As someone who has only been involved in the library profession since the commencement of my graduate trainee library assistant position in December, it seemed that the CILIP and NLPN ‘Get Career Ready’ event in Sheffield would be very useful. I am new to the profession and I am fresh on the career path. I graduated from De Montfort University in 2013 with a degree in History and I have worked in numerous customer focused roles, including a call centre and a pub, before starting at the J.B. Priestley Library.
This was the first organised event I have attended since starting my work in libraries and it was a fantastic one to start with. It was a little bit daunting for me to enter a room full of library professionals and library school students (and prospective ones). I had a preconceived idea that everyone would be a lot more experienced and I would not have anything overly useful to add to the group discussions and activities. I was of course wrong as I felt comfortable engaging with the activities and networking with the group who were all very friendly.
People talked honestly about their experiences and their insecurities and this helped me to realise that I am not alone in mine. Katherine Stephan talked about her experiences and concerns about moving from public sector libraries to academic libraries. This made me realise that even super qualified and experienced people still have little moments where they second guess themselves. Katherine’s realisation that she was in fact a librarian and she could do the library jobs that were being advertised was brilliant.

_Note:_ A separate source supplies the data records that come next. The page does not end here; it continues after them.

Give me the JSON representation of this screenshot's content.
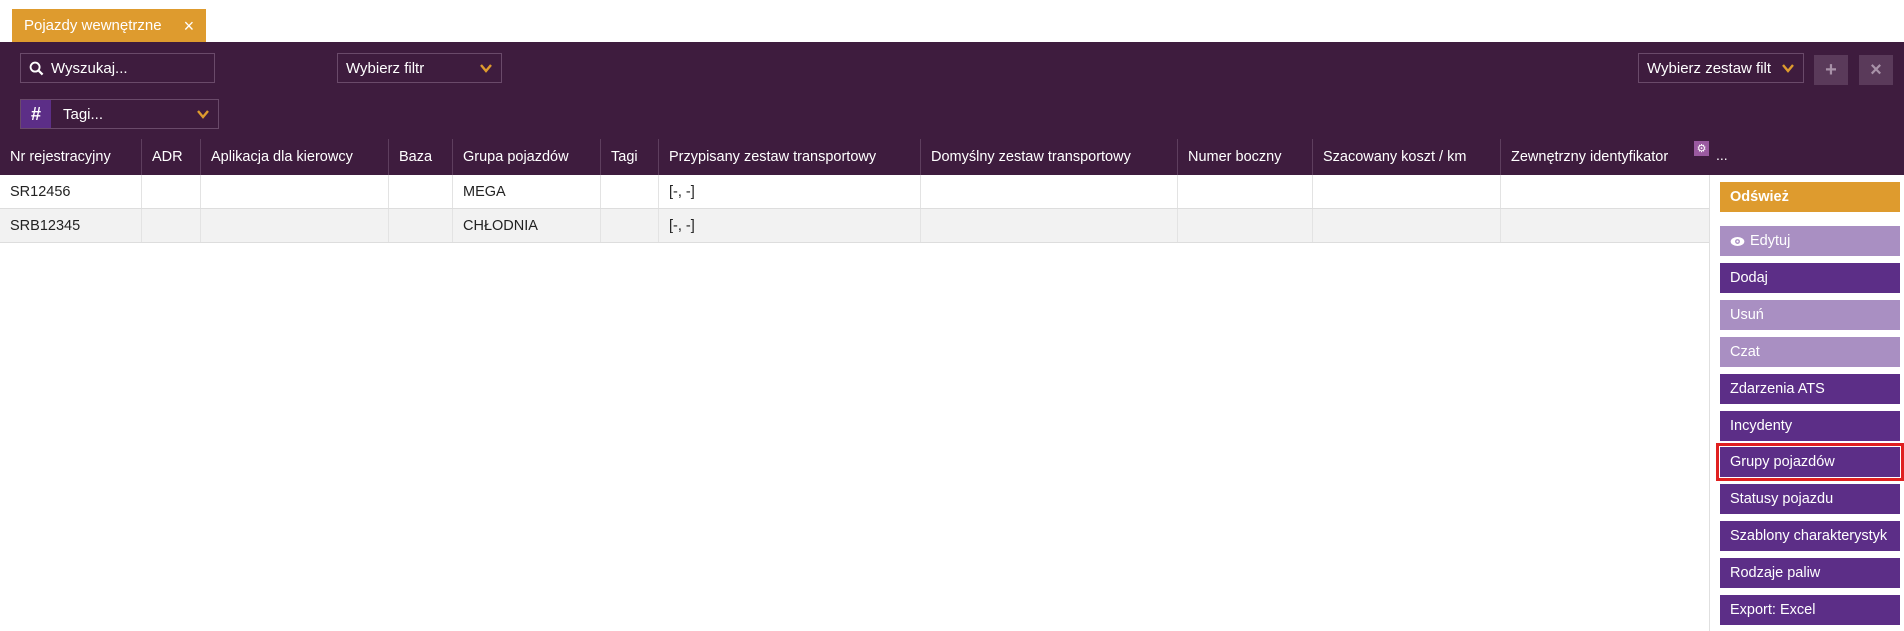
{
  "tab": {
    "label": "Pojazdy wewnętrzne",
    "close": "×"
  },
  "toolbar": {
    "search_placeholder": "Wyszukaj...",
    "filter_label": "Wybierz filtr",
    "filter_set_label": "Wybierz zestaw filt",
    "tags_label": "Tagi...",
    "add_symbol": "+",
    "remove_symbol": "×",
    "hash_symbol": "#"
  },
  "table": {
    "columns": [
      "Nr rejestracyjny",
      "ADR",
      "Aplikacja dla kierowcy",
      "Baza",
      "Grupa pojazdów",
      "Tagi",
      "Przypisany zestaw transportowy",
      "Domyślny zestaw transportowy",
      "Numer boczny",
      "Szacowany koszt / km",
      "Zewnętrzny identyfikator"
    ],
    "more": "...",
    "rows": [
      [
        "SR12456",
        "",
        "",
        "",
        "MEGA",
        "",
        "[-, -]",
        "",
        "",
        "",
        ""
      ],
      [
        "SRB12345",
        "",
        "",
        "",
        "CHŁODNIA",
        "",
        "[-, -]",
        "",
        "",
        "",
        ""
      ]
    ]
  },
  "sidebar": {
    "refresh": "Odśwież",
    "items": [
      {
        "label": "Edytuj",
        "enabled": false,
        "icon": "eye-icon"
      },
      {
        "label": "Dodaj",
        "enabled": true
      },
      {
        "label": "Usuń",
        "enabled": false
      },
      {
        "label": "Czat",
        "enabled": false
      },
      {
        "label": "Zdarzenia ATS",
        "enabled": true
      },
      {
        "label": "Incydenty",
        "enabled": true
      },
      {
        "label": "Grupy pojazdów",
        "enabled": true
      },
      {
        "label": "Statusy pojazdu",
        "enabled": true
      },
      {
        "label": "Szablony charakterystyk",
        "enabled": true
      },
      {
        "label": "Rodzaje paliw",
        "enabled": true
      },
      {
        "label": "Export: Excel",
        "enabled": true
      }
    ]
  },
  "colors": {
    "toolbar_bg": "#3e1c3e",
    "accent_orange": "#de9b2e",
    "button_purple": "#5c2e87",
    "button_disabled": "#a98fc2",
    "highlight": "#e02020"
  }
}
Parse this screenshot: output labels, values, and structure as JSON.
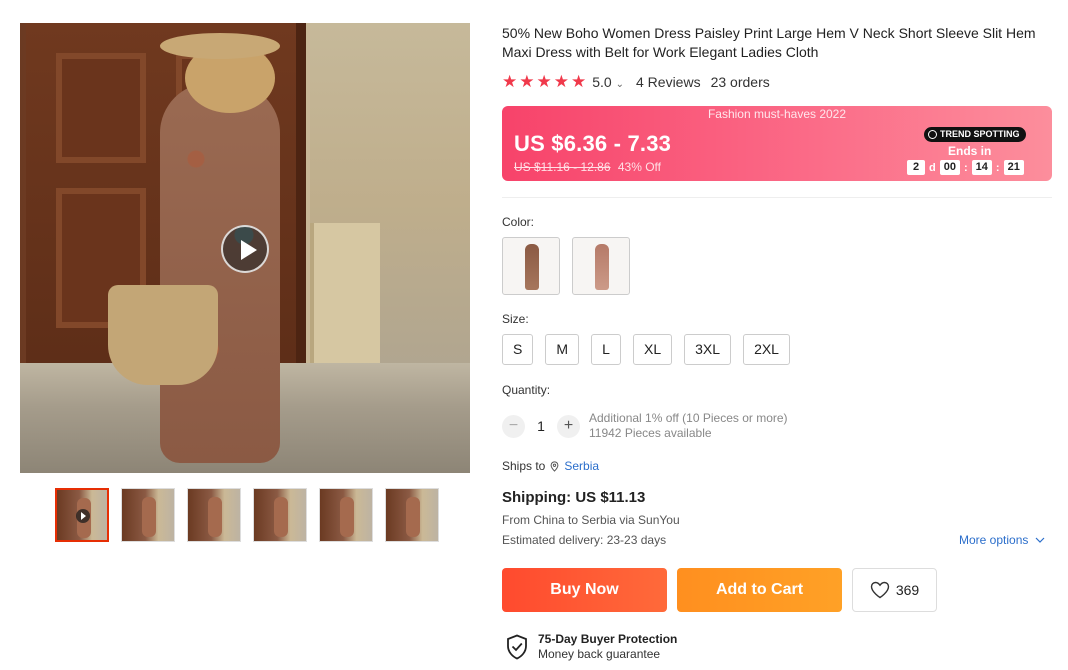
{
  "product": {
    "title": "50% New Boho Women Dress Paisley Print Large Hem V Neck Short Sleeve Slit Hem Maxi Dress with Belt for Work Elegant Ladies Cloth",
    "rating": "5.0",
    "rating_stars": 5,
    "reviews": "4 Reviews",
    "orders": "23 orders"
  },
  "promo": {
    "banner": "Fashion must-haves 2022",
    "price": "US $6.36 - 7.33",
    "old_price": "US $11.16 - 12.86",
    "discount": "43% Off",
    "badge": "TREND SPOTTING",
    "ends_in": "Ends in",
    "countdown": {
      "days": "2",
      "days_unit": "d",
      "hours": "00",
      "minutes": "14",
      "seconds": "21"
    },
    "colors": {
      "start": "#f7436a",
      "end": "#fc8e9c"
    }
  },
  "color": {
    "label": "Color:",
    "options": [
      {
        "icon": "dress-thumbnail-brown"
      },
      {
        "icon": "dress-thumbnail-pink"
      }
    ]
  },
  "size": {
    "label": "Size:",
    "options": [
      "S",
      "M",
      "L",
      "XL",
      "3XL",
      "2XL"
    ]
  },
  "quantity": {
    "label": "Quantity:",
    "value": "1",
    "minus": "−",
    "plus": "+",
    "note": "Additional 1% off (10 Pieces or more)",
    "available": "11942 Pieces available"
  },
  "shipping": {
    "ships_to_label": "Ships to",
    "ships_to_country": "Serbia",
    "cost": "Shipping: US $11.13",
    "route": "From China to Serbia via SunYou",
    "estimate": "Estimated delivery: 23-23 days",
    "more_options": "More options"
  },
  "actions": {
    "buy_now": "Buy Now",
    "add_to_cart": "Add to Cart",
    "wishlist_count": "369"
  },
  "protection": {
    "title": "75-Day Buyer Protection",
    "subtitle": "Money back guarantee"
  },
  "gallery": {
    "thumbnail_count": 6,
    "active_index": 0
  },
  "theme": {
    "accent": "#e62e04",
    "star_color": "#f0394b",
    "link_color": "#2b6ecb",
    "buy_color": "#ff4a2e",
    "cart_color": "#ff8f1f"
  }
}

The skills that she had developed in her various other library roles and within public libraries were absolutely transferrable to the academic environment. You just need to be confident in your own abilities.
When I work with all these fantastic, intelligent and experienced librarians, I sometimes feel that a professional post would be immensely difficult to obtain. Holly Singleton talked about her first professional position where she is managing a team of people at a University Library. Similarly, Darren Flynn is working in a fantastic school library after recently graduating from his MA course. Listening to the five talented speakers and talking to several others during the speed networking hour, opened my eyes to the variety of work available to library professionals. Lisa Jeskins’ career is inspirational! It had never occurred to me that being a freelance librarian was possible. Lisa highlighted the importance of getting involved with interesting projects that will help your CV stand out.
The main thing I have taken away from the experience was that wherever you are in your career, use the support networks that out there and trust in your own abilities. People within the world of libraries are encouraging and supportive and are always happy to help. Networking with other professionals is a great way to get ‘career ready’. They can advise you and point you in the direction of interesting projects which will in turn, improve your CV. NLPN and CILIP did a fantastic job with this event and I would just like to say thank you to all the speakers for sharing their experiences with us.
Amy Ward, Graduate Trainee Library Assistant at the University of Bradford.